Northern Ireland riots: Bus hijacked and set on fire in Belfast

A bus has been hijacked and set on fire in Belfast as violence esaclated on the sixth consecutive night of unrest on the streets of Northern Ireland.

Prime minister Boris Johnson said he was “deeply concerned by the scenes” after the double-decker bus pelted with petrol bombs in the west of the city.

The attack was one of the several incidents on Wednesday evening on the peace line street that links the loyalist Shankill Road with the nationalist Springfield Road.

Stones were thrown at officers and a press photographer was assaulted as crowds gathered in the area, while petrol bombs were thrown from both sides of the peace line’s dividing wall.

Writing on Twitter, Mr Johnson said: “I am deeply concerned by the scenes of violence in Northern Ireland, especially attacks on PSNI who are protecting the public and businesses, attacks on a bus driver and the assault of a journalist.

“The way to resolve differences is through dialogue, not violence or criminality.”

Read more:

The violence followed five previous nights of unrest in loyalist communities amid tensions over the Northern Ireland Protocol on Brexit and the Police Service of Nothern Ireland’s handling of alleged coronavirus regulation breaches by Sinn Fein at the funeral of republican Bobby Storey.

Police drug seizures from the Ulster Defence Association loyalist paramilitary group have also been linked to the recent unrest.

First minister Arlene Foster said: “There is no justification for violence. It is wrong and should stop.”

SDLP MP Claire Hanna also criticised the violence, tweeting: “We’re told by the apologists that these protests & riots are borne of frustration about not being listened to, but an excellent photo journalist is attacked while trying to capture the story.”

The photographer assaulted was Kevin Scott from the Belfast Telegraph, whose camera was badly damaged as a result. He said on Twitter that he was “jumped from behind” by two men, but has since gone back out to capture the scenes unfolding.

Police advised members of the public to avoid the area. “We would appeal to those with influence in the area to use it to help restore calm,” a PSNI statement said.

The force added it had closed the interface gates after they were set ablaze, along with tyres and bins at Lanark Way.

PSNI told local newspaper Belfast Live that officers are in place and will “monitor the situation”.

One woman who lives in the area, Stacey Graham, tweeted that she was “on the ground tonight”, and encouraged parents to take their children away from Lanark Way.

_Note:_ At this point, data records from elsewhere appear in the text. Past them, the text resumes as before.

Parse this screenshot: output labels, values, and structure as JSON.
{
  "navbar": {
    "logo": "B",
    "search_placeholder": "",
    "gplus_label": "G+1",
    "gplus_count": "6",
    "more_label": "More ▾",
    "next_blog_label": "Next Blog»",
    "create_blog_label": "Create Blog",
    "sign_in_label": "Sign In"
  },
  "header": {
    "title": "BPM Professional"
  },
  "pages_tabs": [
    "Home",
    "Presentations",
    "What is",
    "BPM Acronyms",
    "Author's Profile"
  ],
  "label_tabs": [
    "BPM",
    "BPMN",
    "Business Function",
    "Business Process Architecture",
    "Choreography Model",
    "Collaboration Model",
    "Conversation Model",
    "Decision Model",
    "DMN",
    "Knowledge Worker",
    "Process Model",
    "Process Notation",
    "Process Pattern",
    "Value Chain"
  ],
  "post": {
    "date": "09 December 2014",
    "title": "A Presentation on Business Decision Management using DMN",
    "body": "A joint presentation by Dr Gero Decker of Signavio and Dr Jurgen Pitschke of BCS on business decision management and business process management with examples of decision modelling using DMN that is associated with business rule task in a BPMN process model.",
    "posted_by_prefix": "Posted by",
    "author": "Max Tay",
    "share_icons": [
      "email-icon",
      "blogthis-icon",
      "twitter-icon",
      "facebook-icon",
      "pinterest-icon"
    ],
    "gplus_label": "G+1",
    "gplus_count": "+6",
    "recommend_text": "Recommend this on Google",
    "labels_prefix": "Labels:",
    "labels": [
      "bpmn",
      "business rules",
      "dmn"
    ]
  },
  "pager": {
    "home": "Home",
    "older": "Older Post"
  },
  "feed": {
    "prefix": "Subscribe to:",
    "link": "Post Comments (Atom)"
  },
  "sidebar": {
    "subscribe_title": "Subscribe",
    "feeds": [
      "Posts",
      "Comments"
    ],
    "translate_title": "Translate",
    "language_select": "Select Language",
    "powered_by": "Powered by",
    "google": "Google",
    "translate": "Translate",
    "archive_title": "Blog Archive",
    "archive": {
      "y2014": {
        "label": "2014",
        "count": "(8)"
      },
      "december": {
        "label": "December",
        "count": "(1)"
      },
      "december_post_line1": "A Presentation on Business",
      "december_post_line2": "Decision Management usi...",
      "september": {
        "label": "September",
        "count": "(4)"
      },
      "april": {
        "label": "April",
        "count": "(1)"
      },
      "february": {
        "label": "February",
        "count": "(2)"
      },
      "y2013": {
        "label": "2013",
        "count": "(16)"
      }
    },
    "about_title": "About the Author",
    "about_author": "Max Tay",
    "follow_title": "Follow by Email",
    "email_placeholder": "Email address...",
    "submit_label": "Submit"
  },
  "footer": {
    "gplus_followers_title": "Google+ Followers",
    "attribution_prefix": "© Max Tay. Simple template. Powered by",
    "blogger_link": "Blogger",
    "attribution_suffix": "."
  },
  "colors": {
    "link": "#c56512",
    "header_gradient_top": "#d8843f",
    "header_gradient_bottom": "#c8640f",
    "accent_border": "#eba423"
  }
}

“I can’t emphasise enough please do not fall into the trap. We need peaceful demonstrations,” she wrote, before adding: “Parents please know where your kids are. My heart is sore for my community. THIS IS NOT THE WAY.”

Videos circulating on social media show a bus being pelted with petrol bombs and having its windows smashed where a crowd of people had gathered.

Translink Metro subsequently said it had withdrawn all services into the area until further notice due to road closures.

The Stormont Assembly is scheduled to be recalled on Thursday morning for an emergency debate following several consecutive nights of riots and attacks on police.

The violence has mostly cropped up in loyalist areas, with some of the worst scenes on Monday being seen in Ballymena when nine riot police officers were injured after they intervened in an unlawful march of loyalists through the town.

During the unrest, debris, including a wheelie bin, was thrown onto the M2 motorway, forcing its closure.

Disorder also broke out in parts of Carrickfergus, Newtownabbey and Londonderry on Monday, with petrol bombs and other missiles thrown at officers.

Children as young as 12 have been involved in some of the violence that has been witnessed in recent days.

Earlier on Wednesday, DUP MP Gregory Campbell urged loyalist protesters to “use their heads”’ and step away from situations which may descend into disorder.

“If people use their heads and they think ahead and say ‘we’re not going to give people the opportunity to say a chief constable can’t stand down because of the threat of violence’,” Mr Campbell told the BBC. “That is something that would have a resonance across the community. Don’t give them that excuse.”

He added: “They should think long and hard before taking part in any protests that could eventually result in violence and serious hurt being done to individuals as well as to the wider community they live in.”

The riots have so far seen 41 police officers injured and 10 protestors arrested as a result. The DUP is calling for the resignation of police chief Simon Byrne over the lack of prosecutions.

Additional reporting by PA

More Stories
Prince Harry is seen for the first time since explosive Oprah interview